> [Web page and app entries]:

- - -

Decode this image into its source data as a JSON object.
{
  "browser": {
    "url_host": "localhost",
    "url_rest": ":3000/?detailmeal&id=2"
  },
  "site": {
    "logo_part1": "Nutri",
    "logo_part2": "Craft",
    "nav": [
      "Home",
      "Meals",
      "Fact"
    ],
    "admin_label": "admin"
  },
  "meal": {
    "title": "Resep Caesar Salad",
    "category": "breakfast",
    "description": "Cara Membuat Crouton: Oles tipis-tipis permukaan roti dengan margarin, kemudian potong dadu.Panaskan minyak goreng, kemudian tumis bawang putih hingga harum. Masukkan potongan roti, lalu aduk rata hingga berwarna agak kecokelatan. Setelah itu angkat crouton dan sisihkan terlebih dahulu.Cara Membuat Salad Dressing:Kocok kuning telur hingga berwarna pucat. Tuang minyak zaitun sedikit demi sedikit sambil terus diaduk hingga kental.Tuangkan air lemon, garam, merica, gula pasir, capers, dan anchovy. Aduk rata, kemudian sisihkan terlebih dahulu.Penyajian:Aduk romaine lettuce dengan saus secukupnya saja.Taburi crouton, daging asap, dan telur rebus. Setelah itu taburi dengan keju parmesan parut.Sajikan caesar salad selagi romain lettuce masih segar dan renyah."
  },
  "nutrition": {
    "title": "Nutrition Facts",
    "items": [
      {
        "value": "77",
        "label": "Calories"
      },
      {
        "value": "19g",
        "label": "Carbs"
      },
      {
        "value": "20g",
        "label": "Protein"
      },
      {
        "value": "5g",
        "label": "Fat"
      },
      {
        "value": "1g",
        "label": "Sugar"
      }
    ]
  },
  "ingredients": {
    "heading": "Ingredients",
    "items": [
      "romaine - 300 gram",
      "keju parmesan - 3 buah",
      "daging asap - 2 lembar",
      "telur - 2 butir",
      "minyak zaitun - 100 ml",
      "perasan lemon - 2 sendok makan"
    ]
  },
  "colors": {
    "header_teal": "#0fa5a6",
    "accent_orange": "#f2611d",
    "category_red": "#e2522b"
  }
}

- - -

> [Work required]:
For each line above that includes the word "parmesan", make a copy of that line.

> [Output for this exercise]:
    "description": "Cara Membuat Crouton: Oles tipis-tipis permukaan roti dengan margarin, kemudian potong dadu.Panaskan minyak goreng, kemudian tumis bawang putih hingga harum. Masukkan potongan roti, lalu aduk rata hingga berwarna agak kecokelatan. Setelah itu angkat crouton dan sisihkan terlebih dahulu.Cara Membuat Salad Dressing:Kocok kuning telur hingga berwarna pucat. Tuang minyak zaitun sedikit demi sedikit sambil terus diaduk hingga kental.Tuangkan air lemon, garam, merica, gula pasir, capers, dan anchovy. Aduk rata, kemudian sisihkan terlebih dahulu.Penyajian:Aduk romaine lettuce dengan saus secukupnya saja.Taburi crouton, daging asap, dan telur rebus. Setelah itu taburi dengan keju parmesan parut.Sajikan caesar salad selagi romain lettuce masih segar dan renyah."
      "keju parmesan - 3 buah",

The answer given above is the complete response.